Roast the tomatoes until they burst and are caramelized, 45 to 60 minutes, making sure to stir midway through. Remove the garlic after about 50 minutes and let it sit until cool enough to handle. Tent the tomatoes with foil to keep warm.

Season the filets with ¼ teaspoon each of the salt and black pepper. In a large cast-iron pan or another oven-safe skillet, heat the coconut oil over high heat until shimmering. Sear the fillets until golden brown on each side, about 5 minutes total.

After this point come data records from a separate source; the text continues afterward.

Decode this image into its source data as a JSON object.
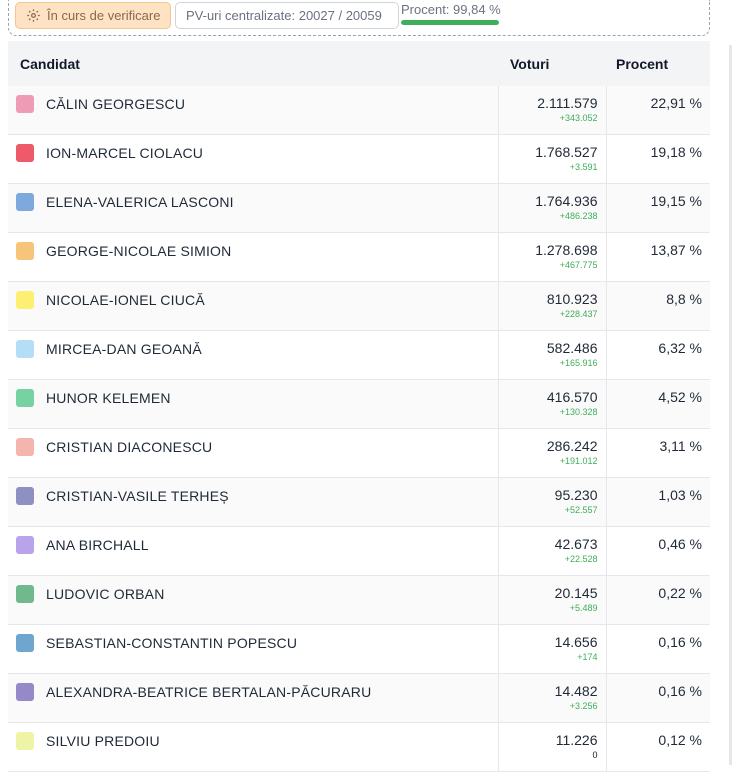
{
  "status": {
    "verify_label": "În curs de verificare",
    "pv_label": "PV-uri centralizate: 20027 / 20059",
    "percent_label": "Procent: 99,84 %",
    "percent_value": 0.9984,
    "progress_color": "#3fae5a"
  },
  "table": {
    "headers": {
      "candidate": "Candidat",
      "votes": "Voturi",
      "percent": "Procent"
    },
    "rows": [
      {
        "name": "CĂLIN GEORGESCU",
        "color": "#ee9bb5",
        "votes": "2.111.579",
        "delta": "+343.052",
        "percent": "22,91 %"
      },
      {
        "name": "ION-MARCEL CIOLACU",
        "color": "#ef5a6a",
        "votes": "1.768.527",
        "delta": "+3.591",
        "percent": "19,18 %"
      },
      {
        "name": "ELENA-VALERICA LASCONI",
        "color": "#7ea9dc",
        "votes": "1.764.936",
        "delta": "+486.238",
        "percent": "19,15 %"
      },
      {
        "name": "GEORGE-NICOLAE SIMION",
        "color": "#f7c57a",
        "votes": "1.278.698",
        "delta": "+467.775",
        "percent": "13,87 %"
      },
      {
        "name": "NICOLAE-IONEL CIUCĂ",
        "color": "#fcef72",
        "votes": "810.923",
        "delta": "+228.437",
        "percent": "8,8 %"
      },
      {
        "name": "MIRCEA-DAN GEOANĂ",
        "color": "#b4def6",
        "votes": "582.486",
        "delta": "+165.916",
        "percent": "6,32 %"
      },
      {
        "name": "HUNOR KELEMEN",
        "color": "#76d3a1",
        "votes": "416.570",
        "delta": "+130.328",
        "percent": "4,52 %"
      },
      {
        "name": "CRISTIAN DIACONESCU",
        "color": "#f6b4ae",
        "votes": "286.242",
        "delta": "+191.012",
        "percent": "3,11 %"
      },
      {
        "name": "CRISTIAN-VASILE TERHEȘ",
        "color": "#8e90c4",
        "votes": "95.230",
        "delta": "+52.557",
        "percent": "1,03 %"
      },
      {
        "name": "ANA BIRCHALL",
        "color": "#b9a4ec",
        "votes": "42.673",
        "delta": "+22.528",
        "percent": "0,46 %"
      },
      {
        "name": "LUDOVIC ORBAN",
        "color": "#6fb98c",
        "votes": "20.145",
        "delta": "+5.489",
        "percent": "0,22 %"
      },
      {
        "name": "SEBASTIAN-CONSTANTIN POPESCU",
        "color": "#6ea6cf",
        "votes": "14.656",
        "delta": "+174",
        "percent": "0,16 %"
      },
      {
        "name": "ALEXANDRA-BEATRICE BERTALAN-PĂCURARU",
        "color": "#9689ca",
        "votes": "14.482",
        "delta": "+3.256",
        "percent": "0,16 %"
      },
      {
        "name": "SILVIU PREDOIU",
        "color": "#eef3a5",
        "votes": "11.226",
        "delta": "0",
        "percent": "0,12 %"
      }
    ]
  }
}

Transfer to the oven and cook until the steaks reach the desired internal temperature, about 8 minutes for medium-rare and 10 minutes for medium (a meat thermometer should register 130⁰F for medium-rare, 140⁰F for medium, and 160⁰F for well-done). Remove the filets from the oven, tent with foil, and let rest for at least 5 minutes.

Meanwhile, grip the bottom of each garlic head and squeeze the roasted garlic into the bowl of a food processor. Add the remaining ¼ teaspoon salt and 5 tablespoons chicken stock. Puree until combined, adding another tablespoon of chicken stock if it is too thick. Transfer to a small saucepan and warm over low heat.

Place a filet mignon on each plate, along with some of the roasted tomatoes. Drizzle the warm roasted garlic sauce over the steaks and serve. 

October 2021 Lange Report Sudoku Puzzle

Answer Key